Beginners Info Print

Academy of Model Aeronautics (A.M.A) Your first stop in getting started in R/C. You will need an AMA membership in order to become a club member. No club will let you fly at their field without an AMA card.

Airplanes : We recommend that new flyers learn with a .40 or .60 size trainer. The larger planes are easier to fly than smaller ones. We prefer an ARF (almost ready to fly), or a RTF (ready to fly) plane. The latest ARFs are as cheap or cheaper than most kits. A big plus with the ARFs is that you don't have a lot of mental investment to worry about. If you spend a lot of time building a plane and crash it, then you may get discouraged and quit. If you crash an ARF, no big deal. You get another one. There are excellent ARFs, and even RTF combinations including radio and engine available from the Hobby Shop in Stockbridge, Georgia, or one of the mail order suppliers.

Radio Equipment
: Most, if not all, modern radio systems are of excellent quality. The difference is in features. There are a wide variety of features available with the latest radios. The basic rule is: more features, higher price. There are two ways to proceed in buying a radio system. You can start with a simple, cheap radio, and then upgrade later, or you can buy a better system from the beginning. If you think that you will eventually move up to more advanced planes, then you should probably buy a more advanced system. How advanced depends on your finances, and what other people tell you. I will try to describe some of the newer features, their benefits, and their cost.

: Engines vary widely depending mainly on price. O.S. and Supertigre are club favorites, but there are many other fine engines available. See our links section if you are looking to research or get prices on various engines.

Glossary of terms
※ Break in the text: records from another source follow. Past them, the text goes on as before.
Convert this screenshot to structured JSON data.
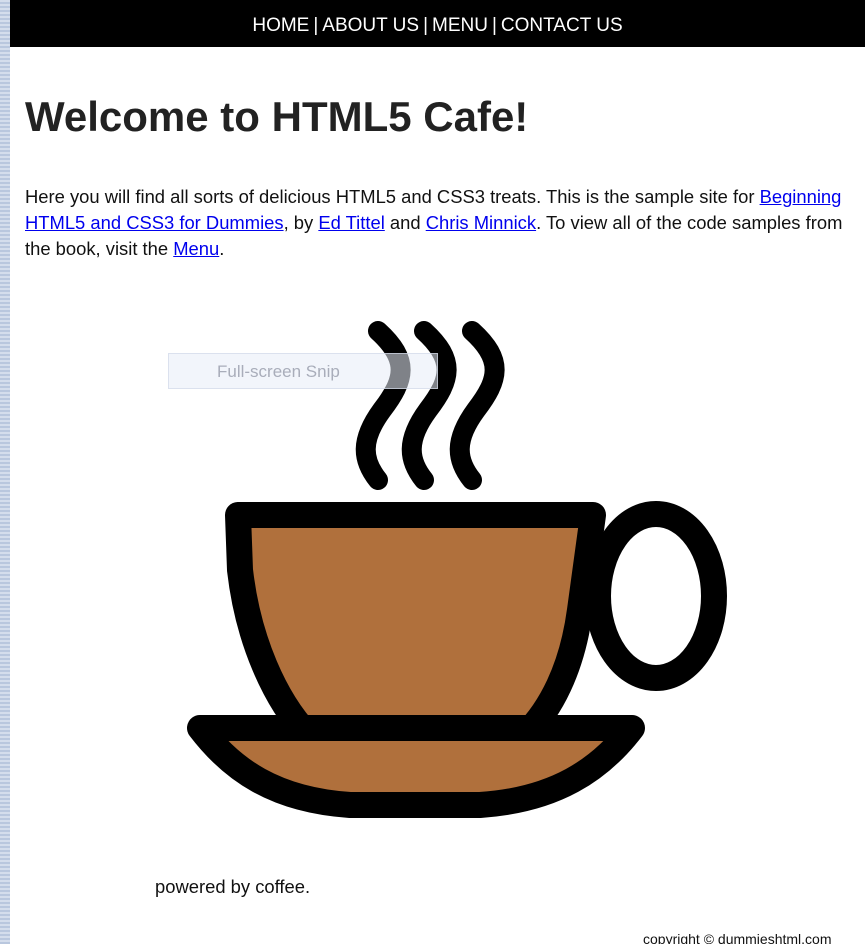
{
  "nav": {
    "home": "HOME",
    "about": "ABOUT US",
    "menu": "MENU",
    "contact": "CONTACT US",
    "separator": "|"
  },
  "heading": "Welcome to HTML5 Cafe!",
  "intro": {
    "text1": "Here you will find all sorts of delicious HTML5 and CSS3 treats. This is the sample site for ",
    "book_link": "Beginning HTML5 and CSS3 for Dummies",
    "text2": ", by ",
    "author1_link": "Ed Tittel",
    "text3": " and ",
    "author2_link": "Chris Minnick",
    "text4": ". To view all of the code samples from the book, visit the ",
    "menu_link": "Menu",
    "text5": "."
  },
  "snip_overlay": "Full-screen Snip",
  "powered": "powered by coffee.",
  "copyright": "copyright © dummieshtml.com",
  "colors": {
    "nav_bg": "#000000",
    "link": "#0000ee",
    "coffee": "#b0703c",
    "outline": "#000000"
  }
}
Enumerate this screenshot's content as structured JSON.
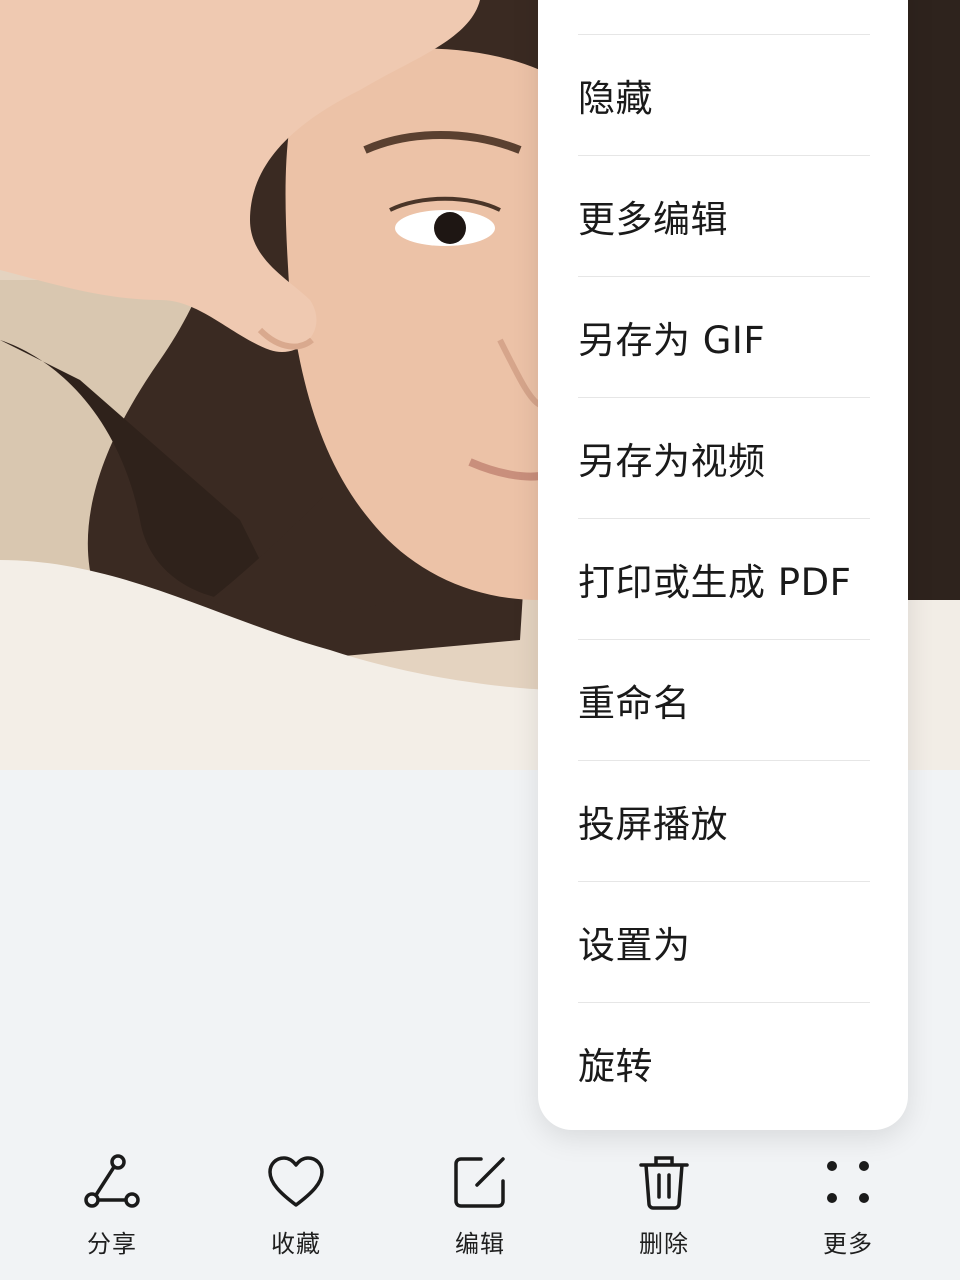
{
  "menu": {
    "items": [
      {
        "label": "隐藏"
      },
      {
        "label": "更多编辑"
      },
      {
        "label": "另存为 GIF"
      },
      {
        "label": "另存为视频"
      },
      {
        "label": "打印或生成 PDF"
      },
      {
        "label": "重命名"
      },
      {
        "label": "投屏播放"
      },
      {
        "label": "设置为"
      },
      {
        "label": "旋转"
      }
    ]
  },
  "toolbar": {
    "items": [
      {
        "label": "分享",
        "icon": "share-icon"
      },
      {
        "label": "收藏",
        "icon": "heart-icon"
      },
      {
        "label": "编辑",
        "icon": "edit-icon"
      },
      {
        "label": "删除",
        "icon": "trash-icon"
      },
      {
        "label": "更多",
        "icon": "more-dots-icon"
      }
    ]
  },
  "colors": {
    "background": "#f1f3f5",
    "menu_bg": "#ffffff",
    "text": "#1a1a1a",
    "divider": "#e6e6e6"
  }
}
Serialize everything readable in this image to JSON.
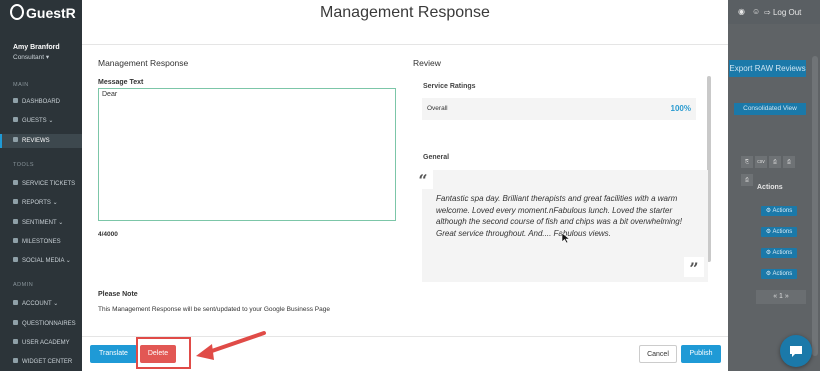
{
  "app": {
    "logo_text": "GuestR"
  },
  "user": {
    "name": "Amy Branford",
    "role": "Consultant ▾"
  },
  "sidebar": {
    "section_main": "MAIN",
    "section_tools": "TOOLS",
    "section_admin": "ADMIN",
    "main_items": [
      {
        "label": "DASHBOARD"
      },
      {
        "label": "GUESTS ⌄"
      },
      {
        "label": "REVIEWS"
      }
    ],
    "tools_items": [
      {
        "label": "SERVICE TICKETS"
      },
      {
        "label": "REPORTS ⌄"
      },
      {
        "label": "SENTIMENT ⌄"
      },
      {
        "label": "MILESTONES"
      },
      {
        "label": "SOCIAL MEDIA ⌄"
      }
    ],
    "admin_items": [
      {
        "label": "ACCOUNT ⌄"
      },
      {
        "label": "QUESTIONNAIRES"
      },
      {
        "label": "USER ACADEMY"
      },
      {
        "label": "WIDGET CENTER"
      }
    ]
  },
  "background": {
    "logout": "Log Out",
    "export_button": "Export RAW Reviews",
    "consolidated_button": "Consolidated View",
    "toolbar": [
      "⎘",
      "csv",
      "⎙",
      "⎙",
      "⎙"
    ],
    "actions_header": "Actions",
    "action_label": "⚙ Actions",
    "pager": "«   1   »"
  },
  "modal": {
    "title": "Management Response",
    "left_heading": "Management Response",
    "message_label": "Message Text",
    "message_value": "Dear",
    "counter": "4/4000",
    "note_title": "Please Note",
    "note_text": "This Management Response will be sent/updated to your Google Business Page",
    "review_heading": "Review",
    "service_ratings_title": "Service Ratings",
    "rating_label": "Overall",
    "rating_value": "100%",
    "general_title": "General",
    "review_text": "Fantastic spa day. Brilliant therapists and great facilities with a warm welcome. Loved every moment.nFabulous lunch. Loved the starter although the second course of fish and chips was a bit overwhelming! Great service throughout. And.... Fabulous views.",
    "buttons": {
      "translate": "Translate",
      "delete": "Delete",
      "cancel": "Cancel",
      "publish": "Publish"
    }
  },
  "colors": {
    "primary": "#1f9ad6",
    "danger": "#e25754",
    "annotation": "#e04b47",
    "sidebar": "#2c3439"
  }
}
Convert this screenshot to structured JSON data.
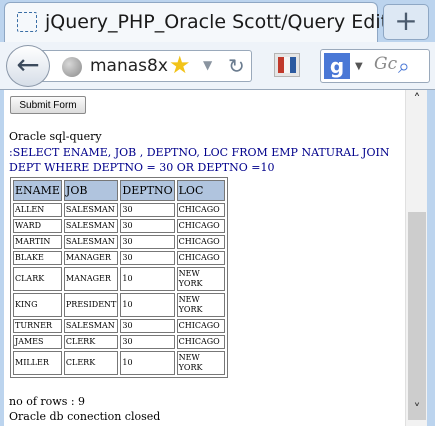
{
  "browser": {
    "tab_title": "jQuery_PHP_Oracle Scott/Query Editor",
    "new_tab_label": "+",
    "url": "manas8x",
    "search_engine": "Gc",
    "accent": "#4a78d6"
  },
  "page": {
    "submit_label": "Submit Form",
    "sql_label": "Oracle sql-query",
    "query": ":SELECT ENAME, JOB , DEPTNO, LOC FROM EMP NATURAL JOIN DEPT WHERE DEPTNO = 30 OR DEPTNO =10",
    "table": {
      "headers": [
        "ENAME",
        "JOB",
        "DEPTNO",
        "LOC"
      ],
      "rows": [
        [
          "ALLEN",
          "SALESMAN",
          "30",
          "CHICAGO"
        ],
        [
          "WARD",
          "SALESMAN",
          "30",
          "CHICAGO"
        ],
        [
          "MARTIN",
          "SALESMAN",
          "30",
          "CHICAGO"
        ],
        [
          "BLAKE",
          "MANAGER",
          "30",
          "CHICAGO"
        ],
        [
          "CLARK",
          "MANAGER",
          "10",
          "NEW YORK"
        ],
        [
          "KING",
          "PRESIDENT",
          "10",
          "NEW YORK"
        ],
        [
          "TURNER",
          "SALESMAN",
          "30",
          "CHICAGO"
        ],
        [
          "JAMES",
          "CLERK",
          "30",
          "CHICAGO"
        ],
        [
          "MILLER",
          "CLERK",
          "10",
          "NEW YORK"
        ]
      ],
      "header_color": "#b0c4de"
    },
    "row_count": "no of rows : 9",
    "closed_msg": "Oracle db conection closed"
  }
}
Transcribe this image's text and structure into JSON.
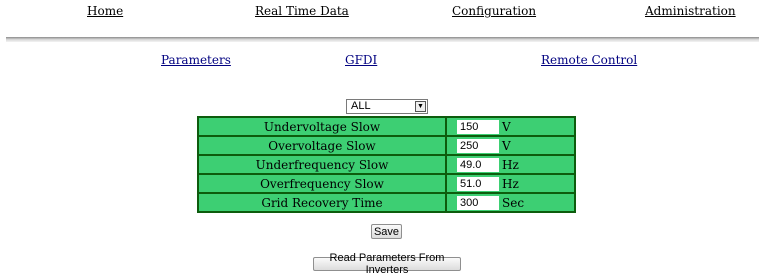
{
  "nav": {
    "home": "Home",
    "real_time_data": "Real Time Data",
    "configuration": "Configuration",
    "administration": "Administration"
  },
  "subnav": {
    "parameters": "Parameters",
    "gfdi": "GFDI",
    "remote_control": "Remote Control"
  },
  "selector": {
    "selected": "ALL"
  },
  "params": [
    {
      "label": "Undervoltage Slow",
      "value": "150",
      "unit": "V"
    },
    {
      "label": "Overvoltage Slow",
      "value": "250",
      "unit": "V"
    },
    {
      "label": "Underfrequency Slow",
      "value": "49.0",
      "unit": "Hz"
    },
    {
      "label": "Overfrequency Slow",
      "value": "51.0",
      "unit": "Hz"
    },
    {
      "label": "Grid Recovery Time",
      "value": "300",
      "unit": "Sec"
    }
  ],
  "buttons": {
    "save": "Save",
    "read_params": "Read Parameters From Inverters"
  },
  "colors": {
    "row_green": "#3dcf73",
    "border_dark_green": "#0d5c0d",
    "link_blue": "#000080"
  }
}
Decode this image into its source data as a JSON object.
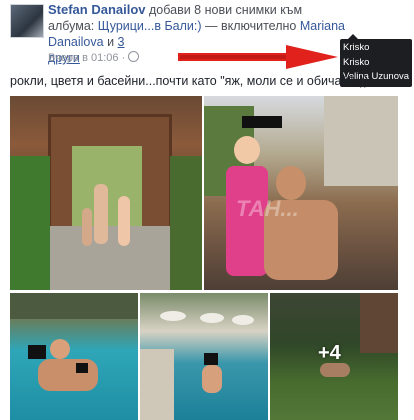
{
  "post": {
    "author": "Stefan Danailov",
    "action_text": " добави 8 нови снимки към албума: ",
    "album_name": "Щурици...в Бали:)",
    "including_text": " — включително ",
    "tagged_person": "Mariana Danailova",
    "and_text": " и ",
    "others_count": "3",
    "others_label": "други",
    "timestamp": "Вчера в 01:06 ·",
    "caption": "рокли, цветя и басейни...почти като \"яж, моли се и обичай\" :))",
    "more_photos": "+4",
    "watermark": "ТАН..."
  },
  "tooltip": {
    "names": [
      "Krisko",
      "Krisko",
      "Velina Uzunova"
    ]
  },
  "colors": {
    "link": "#365899",
    "arrow": "#e0211c",
    "tooltip_bg": "#1c1e21"
  }
}
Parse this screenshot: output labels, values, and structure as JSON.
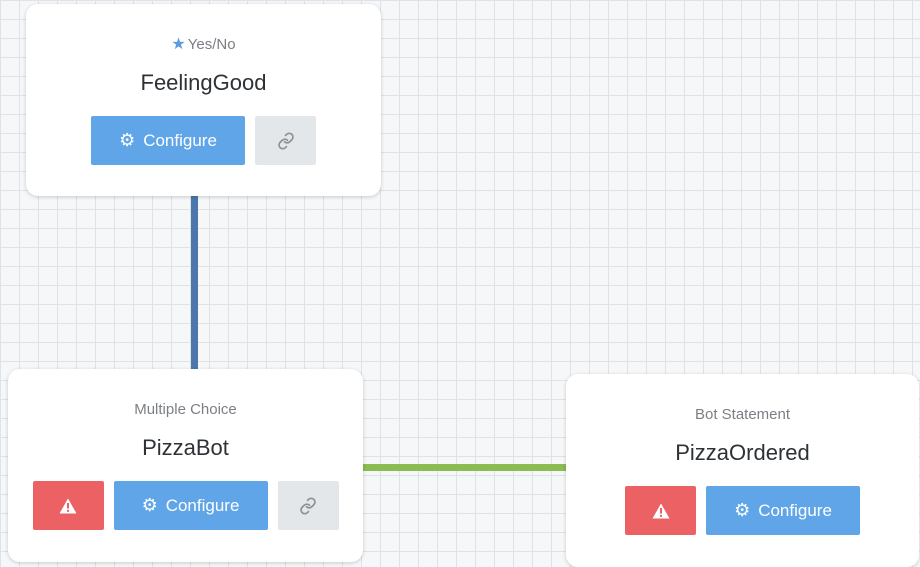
{
  "nodes": [
    {
      "id": "feelinggood",
      "type_label": "Yes/No",
      "type_icon": "star-icon",
      "title": "FeelingGood",
      "has_warning": false,
      "configure_label": "Configure",
      "has_link": true
    },
    {
      "id": "pizzabot",
      "type_label": "Multiple Choice",
      "title": "PizzaBot",
      "has_warning": true,
      "configure_label": "Configure",
      "has_link": true
    },
    {
      "id": "pizzaordered",
      "type_label": "Bot Statement",
      "title": "PizzaOrdered",
      "has_warning": true,
      "configure_label": "Configure",
      "has_link": false
    }
  ],
  "connections": [
    {
      "from": "FeelingGood",
      "to": "PizzaBot",
      "color": "#4c77ad"
    },
    {
      "from": "PizzaBot",
      "to": "PizzaOrdered",
      "color": "#8bbb53"
    }
  ],
  "colors": {
    "configure_button": "#5fa5e8",
    "warning_button": "#ec6164",
    "link_button": "#e4e7ea",
    "star_icon": "#5b9be0",
    "canvas_grid": "#dfe2e6"
  }
}
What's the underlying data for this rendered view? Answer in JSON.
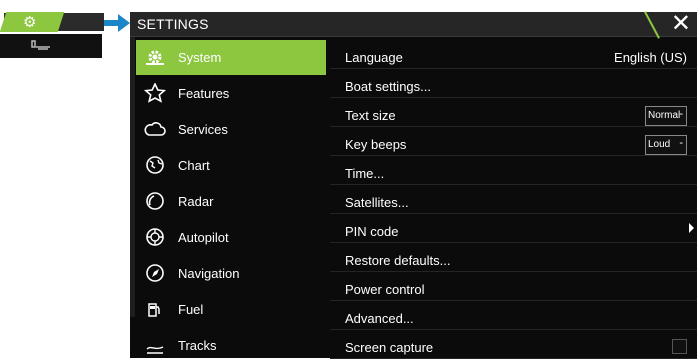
{
  "header": {
    "title": "SETTINGS"
  },
  "sidebar": {
    "items": [
      {
        "label": "System",
        "icon": "gear-icon"
      },
      {
        "label": "Features",
        "icon": "star-icon"
      },
      {
        "label": "Services",
        "icon": "cloud-icon"
      },
      {
        "label": "Chart",
        "icon": "globe-icon"
      },
      {
        "label": "Radar",
        "icon": "radar-icon"
      },
      {
        "label": "Autopilot",
        "icon": "autopilot-icon"
      },
      {
        "label": "Navigation",
        "icon": "compass-icon"
      },
      {
        "label": "Fuel",
        "icon": "fuel-icon"
      },
      {
        "label": "Tracks",
        "icon": "tracks-icon"
      }
    ]
  },
  "settings": {
    "language": {
      "label": "Language",
      "value": "English (US)"
    },
    "boat": {
      "label": "Boat settings..."
    },
    "text_size": {
      "label": "Text size",
      "value": "Normal"
    },
    "key_beeps": {
      "label": "Key beeps",
      "value": "Loud"
    },
    "time": {
      "label": "Time..."
    },
    "satellites": {
      "label": "Satellites..."
    },
    "pin": {
      "label": "PIN code"
    },
    "restore": {
      "label": "Restore defaults..."
    },
    "power": {
      "label": "Power control"
    },
    "advanced": {
      "label": "Advanced..."
    },
    "capture": {
      "label": "Screen capture"
    }
  },
  "colors": {
    "accent": "#8dc63f",
    "background": "#0b0b0b",
    "arrow": "#1b86c8"
  }
}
ARF (almost ready to fly) - Just like the name implies. These planes come with most if not everything that you will need except the engine and radio. Some are more complete than others, so READ THE DOCUMENTATION.

(ready to fly) - Complete plane, engine and radio system. Requires very little preparation to fly.

Multi-plane transmitter - Can use the same transmitter for more than one plane. Requires extra flight system for each plane.

Computer radio - Transmitter contains computer for managing control functions. Allows easier and more advanced control configuration including control mixing.

Control mixing
- Mixing two or more controls such as elevator/aileron or flap/elevator. Also used for elevons(elevator/ailerons combined into one control output). Requires computer radio.

PCM (pulse code modulation) - Encoding technique for radio signals. Promises better control and elimination of signal interference. Found only in upper tier systems. ie Expensive.